Mere hours after Britain’s nightclubs reopened on Monday, Johnson blindsided the public with an announcement that proof of vaccination will soon be needed to enter these establishments, with proof of a negative test no longer sufficient for entry. Protesters had already taken to the streets of London to demand a total end to coronavirus-related policies, and by Wednesday afternoon, more than 240,000 people had signed a petition demanding the government “take firm action to prevent ‘vaccination passports’ and discriminatory ‘no jab, no job’ policies.”
Opposition to the so-called ‘vaccine passports’ is not just brewing in the streets, but in Westminster too. Seventy-nine Labour, Liberal Democrat, Conservative and Green MPs have signed a declaration against vaccination certificates organized by Big Brother Watch, a civil liberties organisation. The declaration has also been signed by 14 peers and nine NGOs, and was drawn up as part of a wider campaign against vaccine passports supported by Christian groups and the hospitality industry.

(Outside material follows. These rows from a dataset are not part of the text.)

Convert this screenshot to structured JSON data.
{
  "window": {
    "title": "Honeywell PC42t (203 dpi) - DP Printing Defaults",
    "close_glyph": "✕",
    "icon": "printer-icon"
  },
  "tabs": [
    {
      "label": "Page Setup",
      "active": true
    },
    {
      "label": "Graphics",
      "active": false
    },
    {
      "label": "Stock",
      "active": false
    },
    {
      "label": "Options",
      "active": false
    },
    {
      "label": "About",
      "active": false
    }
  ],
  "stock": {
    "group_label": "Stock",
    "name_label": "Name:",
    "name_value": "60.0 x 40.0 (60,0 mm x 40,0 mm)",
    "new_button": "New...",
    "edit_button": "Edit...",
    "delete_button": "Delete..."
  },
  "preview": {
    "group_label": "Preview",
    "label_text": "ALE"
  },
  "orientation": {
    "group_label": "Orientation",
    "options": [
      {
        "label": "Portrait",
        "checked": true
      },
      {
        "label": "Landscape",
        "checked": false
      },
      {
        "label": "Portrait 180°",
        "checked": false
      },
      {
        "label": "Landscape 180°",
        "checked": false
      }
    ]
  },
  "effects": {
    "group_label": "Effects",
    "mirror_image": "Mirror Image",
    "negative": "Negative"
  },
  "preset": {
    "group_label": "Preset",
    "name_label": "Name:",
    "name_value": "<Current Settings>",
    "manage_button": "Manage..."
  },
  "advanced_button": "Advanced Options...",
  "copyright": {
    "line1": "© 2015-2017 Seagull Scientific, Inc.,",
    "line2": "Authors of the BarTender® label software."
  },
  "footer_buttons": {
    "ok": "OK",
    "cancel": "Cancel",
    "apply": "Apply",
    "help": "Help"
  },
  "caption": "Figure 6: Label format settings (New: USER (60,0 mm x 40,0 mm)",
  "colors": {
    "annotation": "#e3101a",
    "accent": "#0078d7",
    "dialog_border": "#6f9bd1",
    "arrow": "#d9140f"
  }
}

A number of Conservative MPs have threatened to boycott the party’s conference in October if vaccine passports are required, the Guardian reported on Wednesday. One MP told the paper he had “no doubt” vaccine passports would be required at the conference, and “as a result, it shouldn’t come as a surprise if a number of Conservative MPs and activists refuse to attend.”

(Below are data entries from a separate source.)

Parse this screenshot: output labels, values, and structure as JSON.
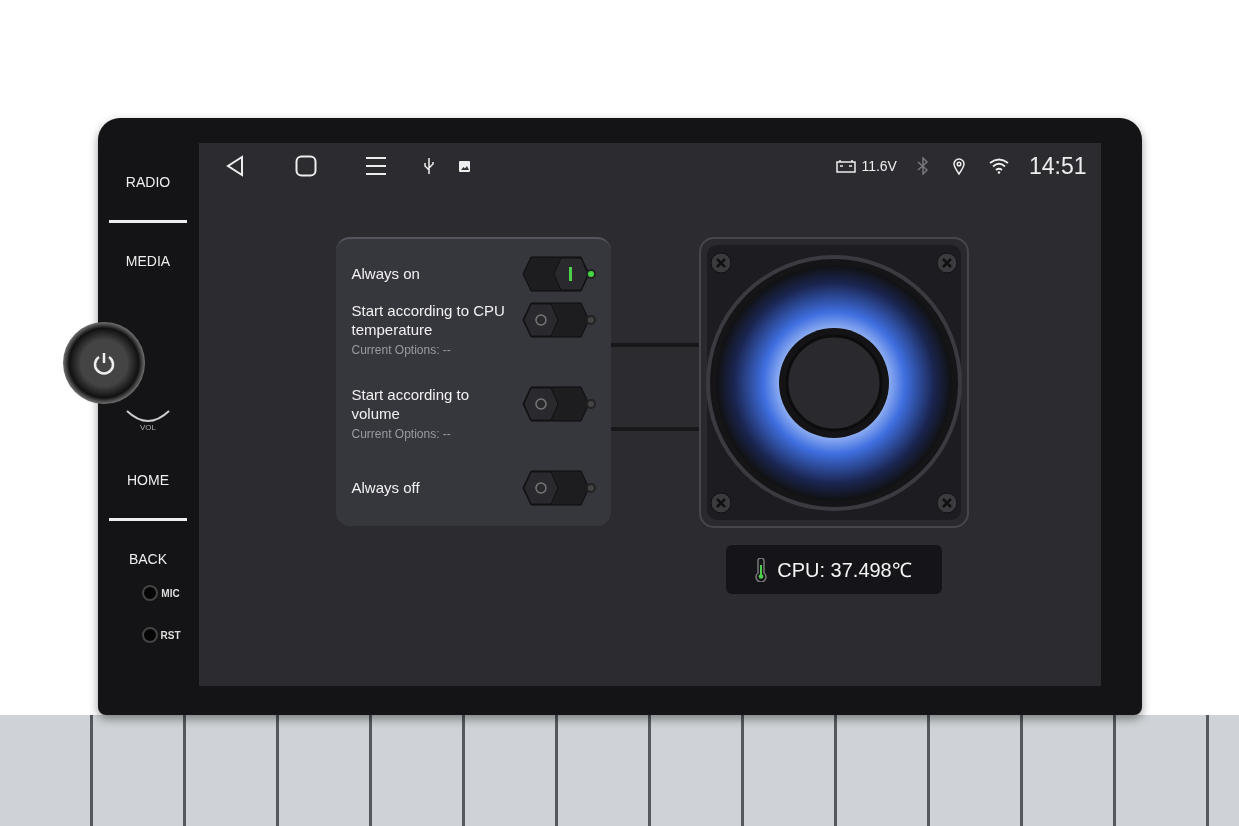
{
  "bezel": {
    "buttons": [
      "RADIO",
      "MEDIA",
      "HOME",
      "BACK"
    ],
    "knob_label": "VOL",
    "ports": [
      "MIC",
      "RST"
    ]
  },
  "status_bar": {
    "battery": "11.6V",
    "bluetooth_on": false,
    "time": "14:51"
  },
  "fan_modes": [
    {
      "label": "Always on",
      "on": true
    },
    {
      "label": "Start according to CPU temperature",
      "subtitle": "Current Options: --",
      "on": false
    },
    {
      "label": "Start according to volume",
      "subtitle": "Current Options: --",
      "on": false
    },
    {
      "label": "Always off",
      "on": false
    }
  ],
  "cpu": {
    "reading": "CPU: 37.498℃"
  }
}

Despite Big Brother Watch’s declaration attracting the support of 37 Labour MPs, as well as former party leader Jeremy Corbyn, how the party eventually votes on vaccine passports will depend largely on the decision of party leader Keir Starmer. While Starmer once vocally opposed vaccine passports, and called them “un-British,” he has not yet signalled whether he will support or oppose Johnson’s latest proposal.
Although 42 Tory MPs have signed the declaration, Labour’s support could still see vaccine passports introduced. “There is nothing I can do or Conservatives can do if Labour continue to decline to oppose the government’s illiberal policies,” Conservative MP Steve Baker told the Guardian. “This is really now all about Sir Keir, who described this policy as un-British.”

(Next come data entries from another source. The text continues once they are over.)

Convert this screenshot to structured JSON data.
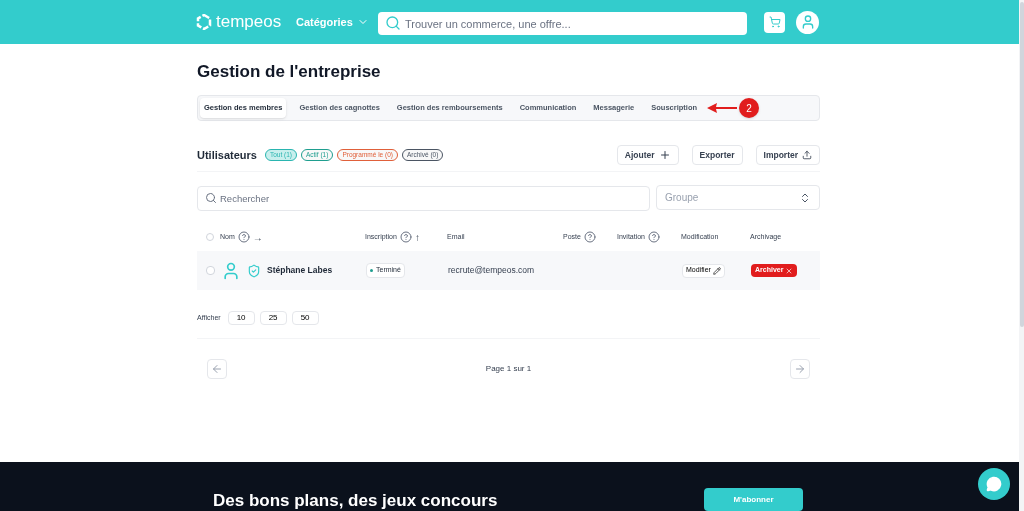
{
  "header": {
    "logo": "tempeos",
    "categories": "Catégories",
    "search_placeholder": "Trouver un commerce, une offre..."
  },
  "page_title": "Gestion de l'entreprise",
  "tabs": [
    {
      "label": "Gestion des membres",
      "selected": true
    },
    {
      "label": "Gestion des cagnottes",
      "selected": false
    },
    {
      "label": "Gestion des remboursements",
      "selected": false
    },
    {
      "label": "Communication",
      "selected": false
    },
    {
      "label": "Messagerie",
      "selected": false
    },
    {
      "label": "Souscription",
      "selected": false
    }
  ],
  "annotation": {
    "label": "2"
  },
  "users": {
    "title": "Utilisateurs",
    "filters": [
      {
        "label": "Tout (1)",
        "selected": true,
        "color": "#2ab5b0"
      },
      {
        "label": "Actif (1)",
        "selected": false,
        "color": "#1f9e8f"
      },
      {
        "label": "Programmé le (0)",
        "selected": false,
        "color": "#e0603a"
      },
      {
        "label": "Archivé (0)",
        "selected": false,
        "color": "#4b5563"
      }
    ],
    "actions": [
      {
        "label": "Ajouter",
        "kind": "add"
      },
      {
        "label": "Exporter",
        "kind": "plain"
      },
      {
        "label": "Importer",
        "kind": "import"
      }
    ]
  },
  "search": {
    "placeholder": "Rechercher"
  },
  "group_select": {
    "placeholder": "Groupe"
  },
  "table": {
    "all_checked": false,
    "columns": [
      {
        "label": "Nom",
        "help": true,
        "sort_arrow": "→"
      },
      {
        "label": "Inscription",
        "help": true,
        "sort_arrow": "↑"
      },
      {
        "label": "Email",
        "help": false
      },
      {
        "label": "Poste",
        "help": true
      },
      {
        "label": "Invitation",
        "help": true
      },
      {
        "label": "Modification",
        "help": false
      },
      {
        "label": "Archivage",
        "help": false
      }
    ],
    "rows": [
      {
        "checked": false,
        "name": "Stéphane Labes",
        "status": "Terminé",
        "email": "recrute@tempeos.com",
        "edit": "Modifier",
        "archive": "Archiver"
      }
    ]
  },
  "page_size": {
    "label": "Afficher",
    "options": [
      "10",
      "25",
      "50"
    ]
  },
  "pagination": {
    "text": "Page 1 sur 1"
  },
  "footer": {
    "headline": "Des bons plans, des jeux concours",
    "button": "M'abonner"
  }
}
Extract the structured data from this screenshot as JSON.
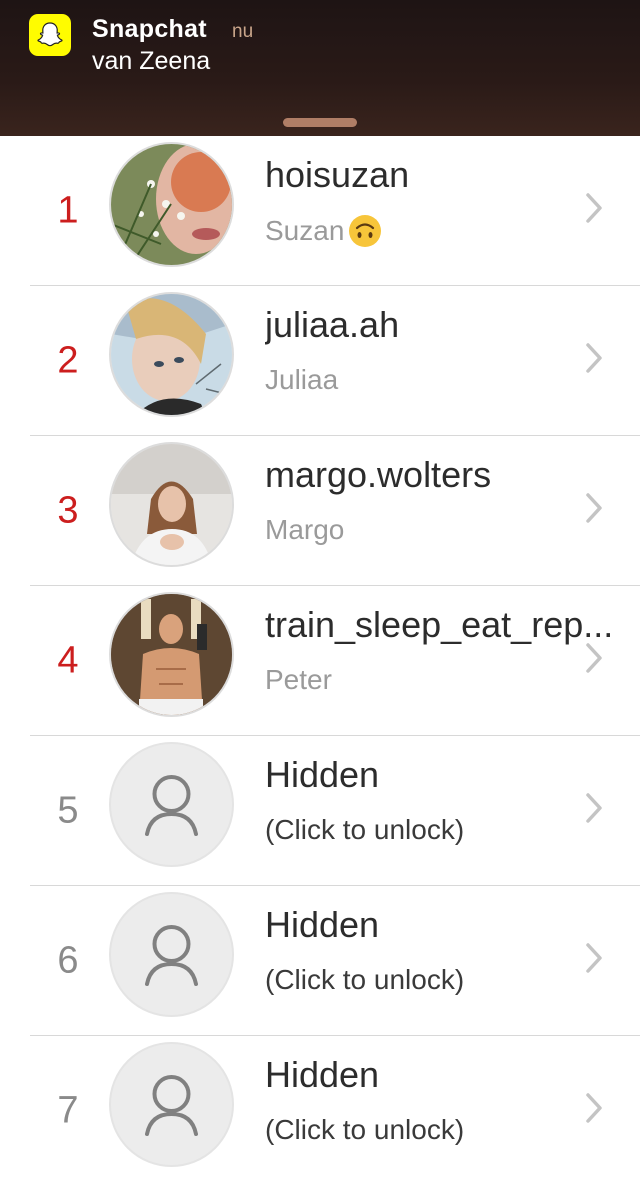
{
  "notification": {
    "app_name": "Snapchat",
    "time": "nu",
    "message": "van Zeena",
    "icon": "snapchat-ghost-icon",
    "accent": "#fffc00"
  },
  "rank_color": "#cc1e1e",
  "rows": [
    {
      "rank": "1",
      "username": "hoisuzan",
      "display_name": "Suzan",
      "emoji": "upside-down-face-emoji",
      "avatar": "profile-photo"
    },
    {
      "rank": "2",
      "username": "juliaa.ah",
      "display_name": "Juliaa",
      "avatar": "profile-photo"
    },
    {
      "rank": "3",
      "username": "margo.wolters",
      "display_name": "Margo",
      "avatar": "profile-photo"
    },
    {
      "rank": "4",
      "username": "train_sleep_eat_rep...",
      "display_name": "Peter",
      "avatar": "profile-photo"
    },
    {
      "rank": "5",
      "username": "Hidden",
      "display_name": "(Click to unlock)",
      "avatar": "person-placeholder-icon"
    },
    {
      "rank": "6",
      "username": "Hidden",
      "display_name": "(Click to unlock)",
      "avatar": "person-placeholder-icon"
    },
    {
      "rank": "7",
      "username": "Hidden",
      "display_name": "(Click to unlock)",
      "avatar": "person-placeholder-icon"
    }
  ]
}
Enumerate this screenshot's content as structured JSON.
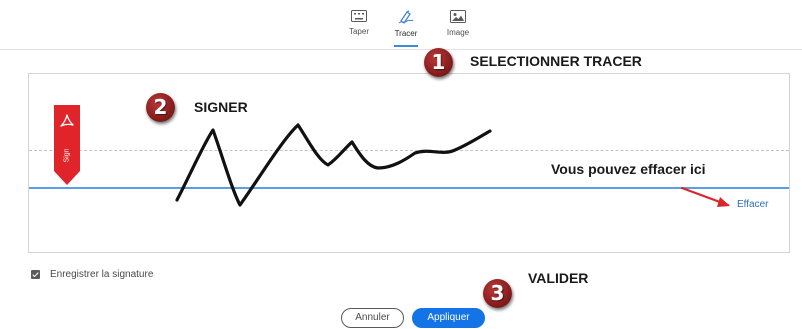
{
  "tabs": [
    {
      "label": "Taper",
      "icon": "keyboard-icon",
      "active": false
    },
    {
      "label": "Tracer",
      "icon": "pen-icon",
      "active": true
    },
    {
      "label": "Image",
      "icon": "image-icon",
      "active": false
    }
  ],
  "callouts": {
    "step1": {
      "number": "1",
      "text": "SELECTIONNER TRACER"
    },
    "step2": {
      "number": "2",
      "text": "SIGNER"
    },
    "step3": {
      "number": "3",
      "text": "VALIDER"
    },
    "erase_note": "Vous pouvez effacer ici"
  },
  "signature_area": {
    "flag_label": "Sign",
    "flag_icon": "acrobat-logo-icon",
    "clear_label": "Effacer"
  },
  "save_signature": {
    "label": "Enregistrer la signature",
    "checked": true
  },
  "footer": {
    "cancel_label": "Annuler",
    "apply_label": "Appliquer"
  },
  "colors": {
    "accent": "#1473e6",
    "baseline": "#5b9ee8",
    "flag": "#e0242a",
    "callout_badge": "#8c1f1f",
    "arrow": "#d9262c"
  }
}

However, should Labour oppose the measure, and should a few more Conservatives join their dissenting colleagues, Johnson may not have enough support when the House of Commons returns from recess to vote on the proposal in September.
“I don’t think the government would have the support of enough Conservatives in a parliamentary vote if the opposition decided to oppose the measures as well,” Tory MP Steve Bone told the Financial Times on Wednesday.
Baker expects opposition within his party to grow too. “Some MPs were told specifically that mandatory vaccination and Covid certification were not going to happen and on that basis they supported the government in past votes,” he said. “Of course some backbenchers are now furious that the government has now done the former and said they will do the latter.”
Johnson has refused to rule out extending the vaccine requirement to pubs and public transport as well as nightclubs, with a Downing Street spokesman saying that the government is “going to use the coming weeks to look at the evidence, particularly both in the UK and globally before making a specific decision.”
However, some MPs reckon Johnson is using the threat of vaccine passports to push young people into getting the jab, and will drop the proposal by September if successful. “I am considering voting against the whip for the first time in my life,” one Tory backbencher told the Guardian, “but I’m also not going to worry about it too much over the summer as it does sound like No 10 using it as a stick to try and persuade young people to get jabbed.”
Another MP told the Financial Times that Johnson was modelling his approach on that of French President Emmanuel Macron, who caused outcry earlier this month when he announced that a “health pass” would be needed to enter pubs, restaurants, public transport and more. While the move triggered protests in French cities, it also led to a massive uptick in vaccination appointments.